Interface dataset entries
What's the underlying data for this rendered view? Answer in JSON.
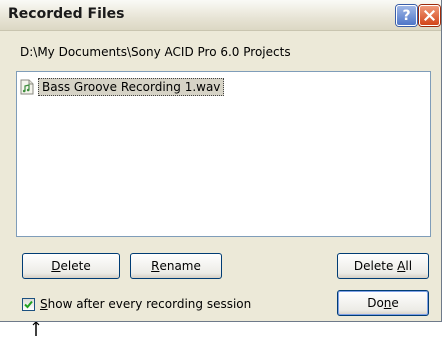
{
  "window": {
    "title": "Recorded Files"
  },
  "folder_path": "D:\\My Documents\\Sony ACID Pro 6.0 Projects",
  "files": [
    {
      "name": "Bass Groove Recording 1.wav",
      "selected": true,
      "icon": "audio-file-icon"
    }
  ],
  "buttons": {
    "delete": {
      "pre": "",
      "mnemonic": "D",
      "post": "elete"
    },
    "rename": {
      "pre": "",
      "mnemonic": "R",
      "post": "ename"
    },
    "delete_all": {
      "pre": "Delete ",
      "mnemonic": "A",
      "post": "ll"
    },
    "done": {
      "pre": "Do",
      "mnemonic": "n",
      "post": "e"
    }
  },
  "show_after_recording": {
    "checked": true,
    "pre": "",
    "mnemonic": "S",
    "post": "how after every recording session"
  },
  "colors": {
    "dialog_bg": "#ece9d8",
    "close_button": "#d2451a",
    "help_button": "#4f76c8",
    "selection": "#d6d3c6"
  }
}
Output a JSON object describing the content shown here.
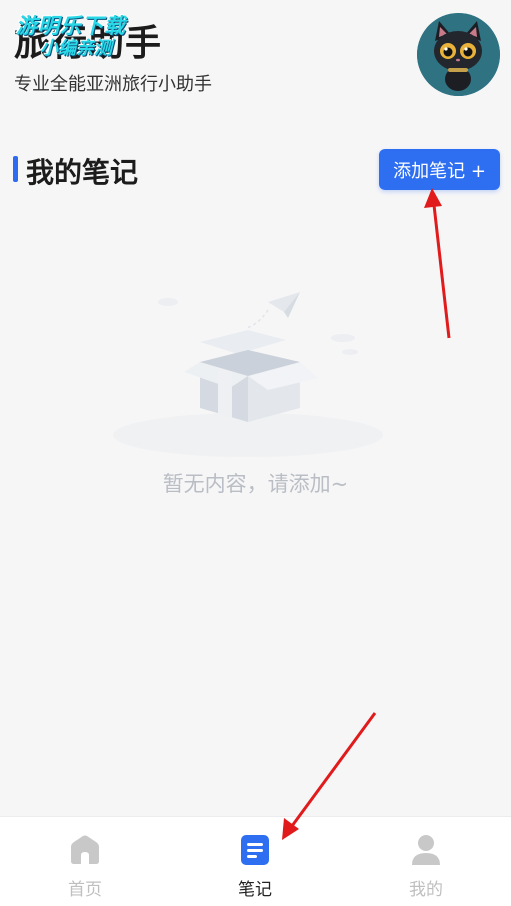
{
  "header": {
    "title": "旅行助手",
    "subtitle": "专业全能亚洲旅行小助手",
    "watermark_line1": "游明乐下载",
    "watermark_line2": "小编亲测"
  },
  "notes": {
    "section_title": "我的笔记",
    "add_button_label": "添加笔记 +",
    "empty_text": "暂无内容，请添加~"
  },
  "tabbar": {
    "items": [
      {
        "label": "首页",
        "icon": "home-icon",
        "active": false
      },
      {
        "label": "笔记",
        "icon": "notes-icon",
        "active": true
      },
      {
        "label": "我的",
        "icon": "user-icon",
        "active": false
      }
    ]
  },
  "colors": {
    "accent": "#2e6ff2",
    "arrow": "#e11b1b",
    "background": "#f6f6f7"
  }
}
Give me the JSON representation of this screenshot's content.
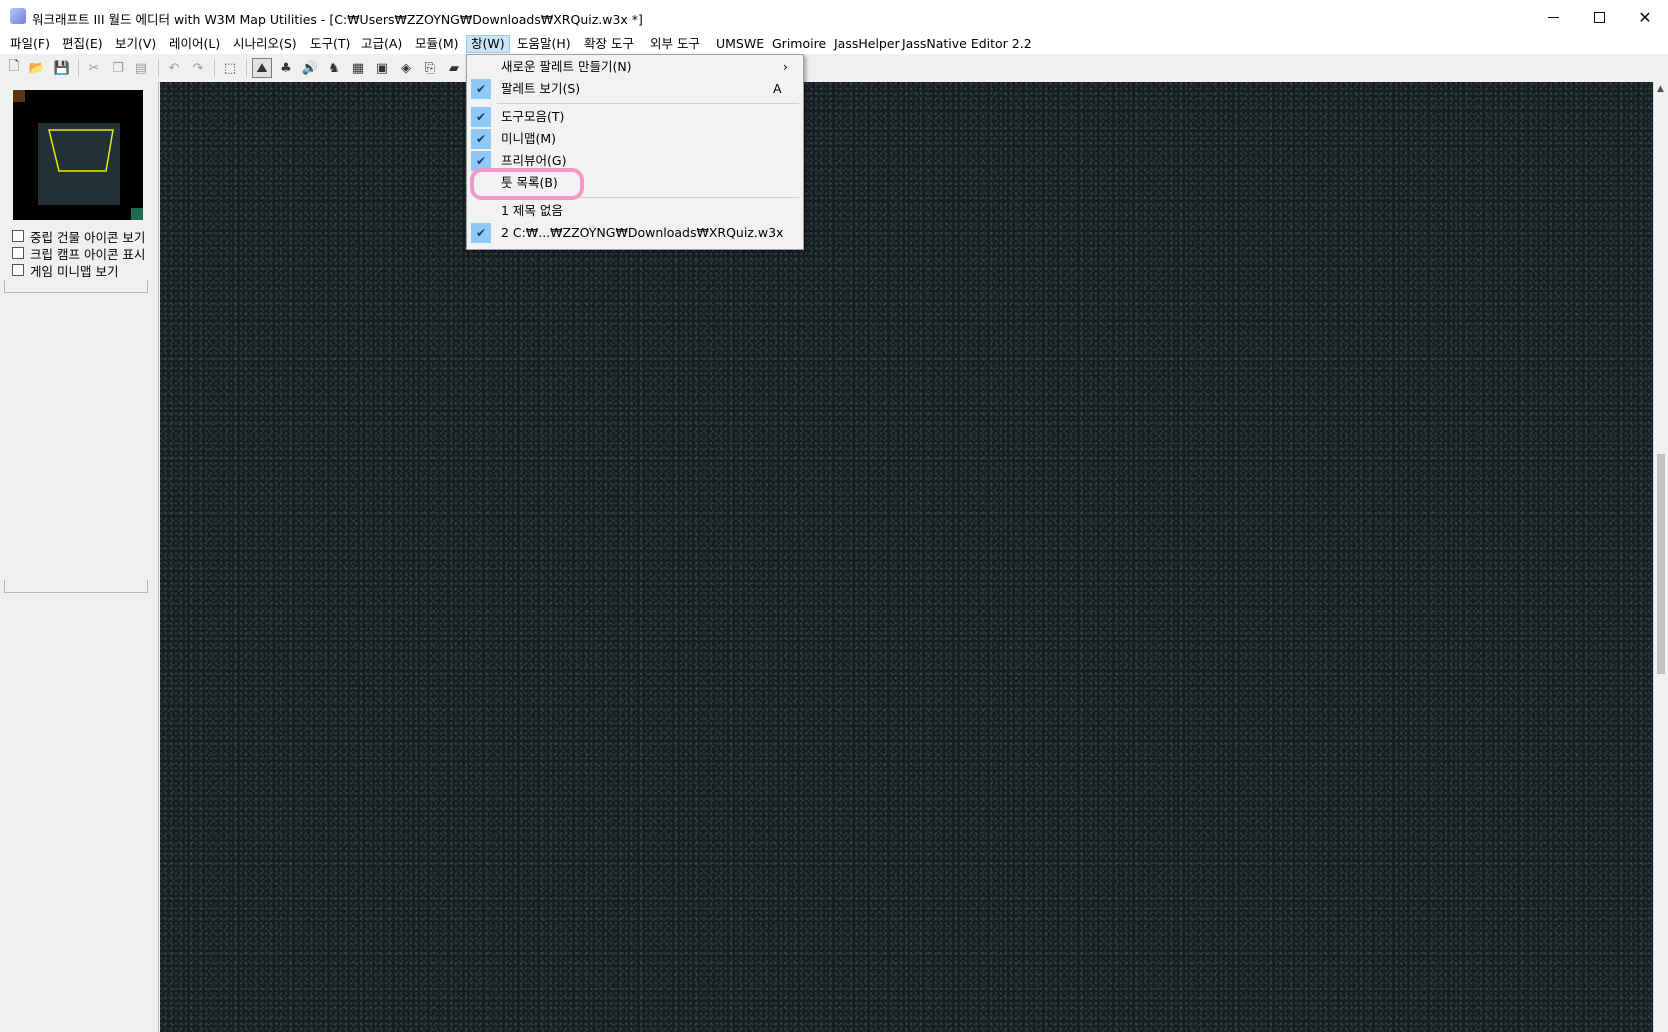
{
  "window": {
    "title": "워크래프트 III 월드 에디터 with W3M Map Utilities - [C:₩Users₩ZZOYNG₩Downloads₩XRQuiz.w3x *]"
  },
  "menubar": {
    "items": [
      {
        "label": "파일(F)"
      },
      {
        "label": "편집(E)"
      },
      {
        "label": "보기(V)"
      },
      {
        "label": "레이어(L)"
      },
      {
        "label": "시나리오(S)"
      },
      {
        "label": "도구(T)"
      },
      {
        "label": "고급(A)"
      },
      {
        "label": "모듈(M)"
      },
      {
        "label": "창(W)",
        "active": true
      },
      {
        "label": "도움말(H)"
      },
      {
        "label": "확장 도구"
      },
      {
        "label": "외부 도구"
      },
      {
        "label": "UMSWE"
      },
      {
        "label": "Grimoire"
      },
      {
        "label": "JassHelper"
      },
      {
        "label": "JassNative Editor 2.2"
      }
    ]
  },
  "toolbar": {
    "icons": [
      "new-file-icon",
      "open-folder-icon",
      "save-icon",
      "cut-icon",
      "copy-icon",
      "paste-icon",
      "undo-icon",
      "redo-icon",
      "select-icon",
      "terrain-palette-icon",
      "doodad-palette-icon",
      "sound-icon",
      "unit-palette-icon",
      "region-icon",
      "camera-icon",
      "object-editor-icon",
      "import-manager-icon",
      "trigger-editor-icon"
    ]
  },
  "leftpanel": {
    "checkboxes": [
      {
        "label": "중립 건물 아이콘 보기",
        "checked": false
      },
      {
        "label": "크립 캠프 아이콘 표시",
        "checked": false
      },
      {
        "label": "게임 미니맵 보기",
        "checked": false
      }
    ]
  },
  "window_menu": {
    "items": [
      {
        "label": "새로운 팔레트 만들기(N)",
        "checked": false,
        "submenu_arrow": "›"
      },
      {
        "label": "팔레트 보기(S)",
        "checked": true,
        "shortcut": "A"
      },
      {
        "label": "도구모음(T)",
        "checked": true
      },
      {
        "label": "미니맵(M)",
        "checked": true
      },
      {
        "label": "프리뷰어(G)",
        "checked": true
      },
      {
        "label": "툿 목록(B)",
        "checked": false,
        "highlighted": true
      },
      {
        "label": "1 제목 없음",
        "checked": false
      },
      {
        "label": "2 C:₩...₩ZZOYNG₩Downloads₩XRQuiz.w3x",
        "checked": true
      }
    ]
  },
  "colors": {
    "map_bg": "#161e20",
    "menu_active": "#cce4f7",
    "check_bg": "#90c8f6",
    "highlight": "#f29ac7",
    "minimap_viewport": "#e8e800"
  }
}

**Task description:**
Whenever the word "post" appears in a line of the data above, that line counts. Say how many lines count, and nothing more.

**Exercise answer:**
5